Tip Leakage Flow and its Implication on the Acoustic Signature of a Low-Speed Fan
2.1 Noise Generation Mechanisms
Fans and blowers are omnipresent in daily life. They are utilized in large scale Heating, Ventilation and Air-Conditioning (HVAC) systems, automotive cooling systems as well as small scale systems such as electronic cooling systems for home computers. They represent as many sources of noise disturbances.
Meanwhile, the health impacts of environmental noise are fast becoming a growing concern. A recent report from the World Health Organization concludes that ”If negative effects on sleep are to be avoided the equivalent sound pressure level should not exceed 30 dBA indoors for continuous noise”. This is a challenge for fan and blower manufacturers. A new generation of both efficient and quiet air moving systems is needed. For that purpose, a better understanding of the noise generation mechanisms in low-speed fans and blowers is required.
Within this scope, a consortium named Ultra High-Efficiency Quiet (UHEQ) Fans has been funded between Michigan State University (MSU), University of Notre Dame (ND) and Université de Sherbrooke (UdeS). The first phase of this consortium, from 2010 to 2015, focused on the collection of experimental data sets. The present phase of the UHEQ consortium aims at using advanced numerical tools together with the available experimental database in order to give a strong understanding of the noise generation mechanisms in blowers and fans.
The fan investigated in this study, dubbed Rotating Controlled Diffusion Blade (RCDB), is a research fan that has been subject to an extensive experimental investigation using the Axial Fan Research and Development (AFRD) test facility at MSU. The AFRD facility consists in a large plenum of 3x3x2 m large, the test fan being mounted in an opening on the ceiling wall. The fan has a diameter of 740 mm, and a 3 mm annular tip clearance with the shroud surface; the blade span is 135.2 mm and the controlled diffusion (CD) profiles forming the blades have a constant chord of 133.9 mm along the span. The RCDB was designed to be modular and is able to accommodate anywhere from 2 to 9 blades. The design flow rate of the fan is 2.31 kg/s and the design rotational speed is 437 RPM. Available experimental data from the AFRD facility includes wall-pressure measurements on the fan blades along the chord for several radial positions. Hot-wire anemometry and PIV measurements were also conducted to provide an in-depth description of the flowfield encountered downstream of the fan. More recently, aeroacoustic measurements were also carried out within the non-anechoic AFRD facility.

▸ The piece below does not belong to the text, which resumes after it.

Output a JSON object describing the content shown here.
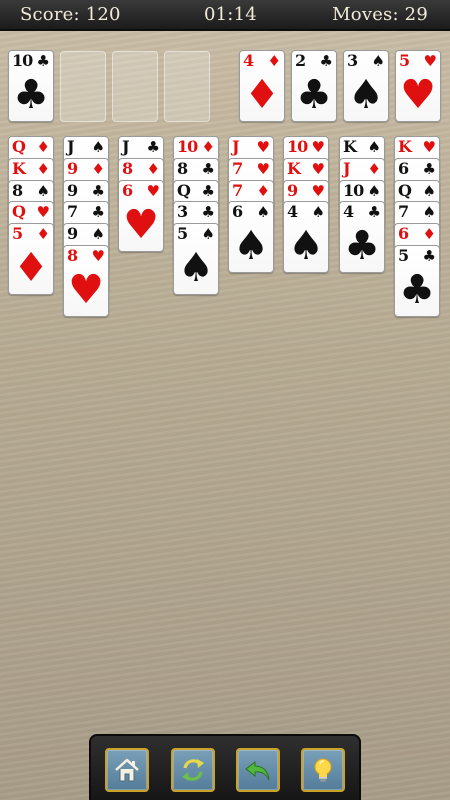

For the purposes of this study, the 3-blade RCDB configuration within the full AFRD facility was simulated using a lattice-Boltzmann method (LBM) code to further investigate the entire flowfield around the fan. Three operating points covering the entire stable operating range are covered and a detailed aeroacoustic analysis is carried out in order to especially investigate the role of tip leakage flow on the acoustic footprint. A detailed analysis of the trajectory and of the unsteady behaviour of the tip-leakage flow is performed. The main flow features and their connections with typical acoustic signatures are explained.